> _Instructions to follow_
Your job is to restate each entry word for word.
(Information provided)
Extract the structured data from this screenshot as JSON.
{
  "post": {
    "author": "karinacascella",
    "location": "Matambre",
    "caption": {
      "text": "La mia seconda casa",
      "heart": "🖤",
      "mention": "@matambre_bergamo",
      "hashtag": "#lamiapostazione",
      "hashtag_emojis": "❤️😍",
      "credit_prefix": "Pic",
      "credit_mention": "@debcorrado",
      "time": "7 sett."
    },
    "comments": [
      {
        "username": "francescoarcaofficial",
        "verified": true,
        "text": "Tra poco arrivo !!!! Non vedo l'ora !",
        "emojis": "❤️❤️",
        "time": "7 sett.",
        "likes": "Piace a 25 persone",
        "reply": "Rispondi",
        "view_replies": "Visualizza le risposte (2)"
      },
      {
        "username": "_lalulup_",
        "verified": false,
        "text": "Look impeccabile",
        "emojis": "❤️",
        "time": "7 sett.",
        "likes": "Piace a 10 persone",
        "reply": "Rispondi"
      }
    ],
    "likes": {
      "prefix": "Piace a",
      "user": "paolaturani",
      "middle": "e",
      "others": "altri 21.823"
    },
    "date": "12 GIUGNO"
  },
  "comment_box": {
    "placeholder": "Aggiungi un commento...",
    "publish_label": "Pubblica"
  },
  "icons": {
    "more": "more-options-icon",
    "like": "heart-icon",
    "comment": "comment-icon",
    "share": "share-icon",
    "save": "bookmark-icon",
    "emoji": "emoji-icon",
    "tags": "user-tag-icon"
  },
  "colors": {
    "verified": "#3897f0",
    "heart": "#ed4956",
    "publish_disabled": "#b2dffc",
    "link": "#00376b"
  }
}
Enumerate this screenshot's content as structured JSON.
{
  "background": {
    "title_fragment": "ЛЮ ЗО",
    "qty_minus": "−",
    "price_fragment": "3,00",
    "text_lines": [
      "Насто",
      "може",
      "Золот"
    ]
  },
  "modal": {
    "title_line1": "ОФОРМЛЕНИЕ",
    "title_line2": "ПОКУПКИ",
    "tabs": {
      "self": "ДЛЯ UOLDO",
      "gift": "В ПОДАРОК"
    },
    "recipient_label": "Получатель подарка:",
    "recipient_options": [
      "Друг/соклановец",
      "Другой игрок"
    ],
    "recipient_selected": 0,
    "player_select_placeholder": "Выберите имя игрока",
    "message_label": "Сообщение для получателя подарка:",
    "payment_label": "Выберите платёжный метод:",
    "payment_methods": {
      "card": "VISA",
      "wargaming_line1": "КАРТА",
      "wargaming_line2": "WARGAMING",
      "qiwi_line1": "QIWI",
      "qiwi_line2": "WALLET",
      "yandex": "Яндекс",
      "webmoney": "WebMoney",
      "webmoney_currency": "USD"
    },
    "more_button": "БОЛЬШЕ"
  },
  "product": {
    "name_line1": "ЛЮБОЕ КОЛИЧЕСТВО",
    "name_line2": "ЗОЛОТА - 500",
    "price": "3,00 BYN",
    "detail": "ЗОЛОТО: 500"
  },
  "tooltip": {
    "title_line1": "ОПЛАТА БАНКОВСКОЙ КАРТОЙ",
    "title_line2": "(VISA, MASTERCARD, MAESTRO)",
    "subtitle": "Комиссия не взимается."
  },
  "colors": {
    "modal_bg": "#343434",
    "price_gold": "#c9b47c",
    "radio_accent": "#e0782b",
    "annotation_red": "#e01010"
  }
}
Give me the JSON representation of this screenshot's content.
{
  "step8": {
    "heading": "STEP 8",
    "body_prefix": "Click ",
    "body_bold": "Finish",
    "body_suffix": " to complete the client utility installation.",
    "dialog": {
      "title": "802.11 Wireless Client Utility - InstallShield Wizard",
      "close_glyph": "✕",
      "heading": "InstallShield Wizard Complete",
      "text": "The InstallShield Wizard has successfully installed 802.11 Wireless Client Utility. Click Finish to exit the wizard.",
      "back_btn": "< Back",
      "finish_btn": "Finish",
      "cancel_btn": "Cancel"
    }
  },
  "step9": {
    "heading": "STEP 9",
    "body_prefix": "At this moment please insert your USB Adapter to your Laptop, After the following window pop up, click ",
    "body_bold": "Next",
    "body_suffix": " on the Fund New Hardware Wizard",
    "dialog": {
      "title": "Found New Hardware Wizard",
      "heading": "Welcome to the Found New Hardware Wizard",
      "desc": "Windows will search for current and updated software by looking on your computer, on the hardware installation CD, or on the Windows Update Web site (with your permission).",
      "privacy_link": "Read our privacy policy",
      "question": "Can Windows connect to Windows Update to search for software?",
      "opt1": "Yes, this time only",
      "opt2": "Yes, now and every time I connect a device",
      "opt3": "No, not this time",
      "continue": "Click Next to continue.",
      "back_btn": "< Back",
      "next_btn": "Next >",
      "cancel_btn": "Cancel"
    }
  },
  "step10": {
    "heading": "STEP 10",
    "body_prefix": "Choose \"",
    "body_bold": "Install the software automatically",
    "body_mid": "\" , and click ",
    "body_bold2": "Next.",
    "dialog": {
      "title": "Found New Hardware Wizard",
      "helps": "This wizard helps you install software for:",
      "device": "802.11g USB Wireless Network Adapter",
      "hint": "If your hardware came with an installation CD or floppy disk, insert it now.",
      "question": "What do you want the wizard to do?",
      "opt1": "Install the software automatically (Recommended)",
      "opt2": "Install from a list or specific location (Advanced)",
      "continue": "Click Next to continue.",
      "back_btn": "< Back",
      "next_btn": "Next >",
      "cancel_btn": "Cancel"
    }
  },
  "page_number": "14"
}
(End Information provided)
> _Solution for this problem_
Extract the structured data from this screenshot as JSON.
{
  "post": {
    "author": "karinacascella",
    "location": "Matambre",
    "caption": {
      "text": "La mia seconda casa",
      "heart": "🖤",
      "mention": "@matambre_bergamo",
      "hashtag": "#lamiapostazione",
      "hashtag_emojis": "❤️😍",
      "credit_prefix": "Pic",
      "credit_mention": "@debcorrado",
      "time": "7 sett."
    },
    "comments": [
      {
        "username": "francescoarcaofficial",
        "verified": true,
        "text": "Tra poco arrivo !!!! Non vedo l'ora !",
        "emojis": "❤️❤️",
        "time": "7 sett.",
        "likes": "Piace a 25 persone",
        "reply": "Rispondi",
        "view_replies": "Visualizza le risposte (2)"
      },
      {
        "username": "_lalulup_",
        "verified": false,
        "text": "Look impeccabile",
        "emojis": "❤️",
        "time": "7 sett.",
        "likes": "Piace a 10 persone",
        "reply": "Rispondi"
      }
    ],
    "likes": {
      "prefix": "Piace a",
      "user": "paolaturani",
      "middle": "e",
      "others": "altri 21.823"
    },
    "date": "12 GIUGNO"
  },
  "comment_box": {
    "placeholder": "Aggiungi un commento...",
    "publish_label": "Pubblica"
  },
  "icons": {
    "more": "more-options-icon",
    "like": "heart-icon",
    "comment": "comment-icon",
    "share": "share-icon",
    "save": "bookmark-icon",
    "emoji": "emoji-icon",
    "tags": "user-tag-icon"
  },
  "colors": {
    "verified": "#3897f0",
    "heart": "#ed4956",
    "publish_disabled": "#b2dffc",
    "link": "#00376b"
  }
}
Enumerate this screenshot's content as structured JSON.
{
  "background": {
    "title_fragment": "ЛЮ ЗО",
    "qty_minus": "−",
    "price_fragment": "3,00",
    "text_lines": [
      "Насто",
      "може",
      "Золот"
    ]
  },
  "modal": {
    "title_line1": "ОФОРМЛЕНИЕ",
    "title_line2": "ПОКУПКИ",
    "tabs": {
      "self": "ДЛЯ UOLDO",
      "gift": "В ПОДАРОК"
    },
    "recipient_label": "Получатель подарка:",
    "recipient_options": [
      "Друг/соклановец",
      "Другой игрок"
    ],
    "recipient_selected": 0,
    "player_select_placeholder": "Выберите имя игрока",
    "message_label": "Сообщение для получателя подарка:",
    "payment_label": "Выберите платёжный метод:",
    "payment_methods": {
      "card": "VISA",
      "wargaming_line1": "КАРТА",
      "wargaming_line2": "WARGAMING",
      "qiwi_line1": "QIWI",
      "qiwi_line2": "WALLET",
      "yandex": "Яндекс",
      "webmoney": "WebMoney",
      "webmoney_currency": "USD"
    },
    "more_button": "БОЛЬШЕ"
  },
  "product": {
    "name_line1": "ЛЮБОЕ КОЛИЧЕСТВО",
    "name_line2": "ЗОЛОТА - 500",
    "price": "3,00 BYN",
    "detail": "ЗОЛОТО: 500"
  },
  "tooltip": {
    "title_line1": "ОПЛАТА БАНКОВСКОЙ КАРТОЙ",
    "title_line2": "(VISA, MASTERCARD, MAESTRO)",
    "subtitle": "Комиссия не взимается."
  },
  "colors": {
    "modal_bg": "#343434",
    "price_gold": "#c9b47c",
    "radio_accent": "#e0782b",
    "annotation_red": "#e01010"
  }
}
Give me the JSON representation of this screenshot's content.
{
  "step8": {
    "heading": "STEP 8",
    "body_prefix": "Click ",
    "body_bold": "Finish",
    "body_suffix": " to complete the client utility installation.",
    "dialog": {
      "title": "802.11 Wireless Client Utility - InstallShield Wizard",
      "close_glyph": "✕",
      "heading": "InstallShield Wizard Complete",
      "text": "The InstallShield Wizard has successfully installed 802.11 Wireless Client Utility. Click Finish to exit the wizard.",
      "back_btn": "< Back",
      "finish_btn": "Finish",
      "cancel_btn": "Cancel"
    }
  },
  "step9": {
    "heading": "STEP 9",
    "body_prefix": "At this moment please insert your USB Adapter to your Laptop, After the following window pop up, click ",
    "body_bold": "Next",
    "body_suffix": " on the Fund New Hardware Wizard",
    "dialog": {
      "title": "Found New Hardware Wizard",
      "heading": "Welcome to the Found New Hardware Wizard",
      "desc": "Windows will search for current and updated software by looking on your computer, on the hardware installation CD, or on the Windows Update Web site (with your permission).",
      "privacy_link": "Read our privacy policy",
      "question": "Can Windows connect to Windows Update to search for software?",
      "opt1": "Yes, this time only",
      "opt2": "Yes, now and every time I connect a device",
      "opt3": "No, not this time",
      "continue": "Click Next to continue.",
      "back_btn": "< Back",
      "next_btn": "Next >",
      "cancel_btn": "Cancel"
    }
  },
  "step10": {
    "heading": "STEP 10",
    "body_prefix": "Choose \"",
    "body_bold": "Install the software automatically",
    "body_mid": "\" , and click ",
    "body_bold2": "Next.",
    "dialog": {
      "title": "Found New Hardware Wizard",
      "helps": "This wizard helps you install software for:",
      "device": "802.11g USB Wireless Network Adapter",
      "hint": "If your hardware came with an installation CD or floppy disk, insert it now.",
      "question": "What do you want the wizard to do?",
      "opt1": "Install the software automatically (Recommended)",
      "opt2": "Install from a list or specific location (Advanced)",
      "continue": "Click Next to continue.",
      "back_btn": "< Back",
      "next_btn": "Next >",
      "cancel_btn": "Cancel"
    }
  },
  "page_number": "14"
}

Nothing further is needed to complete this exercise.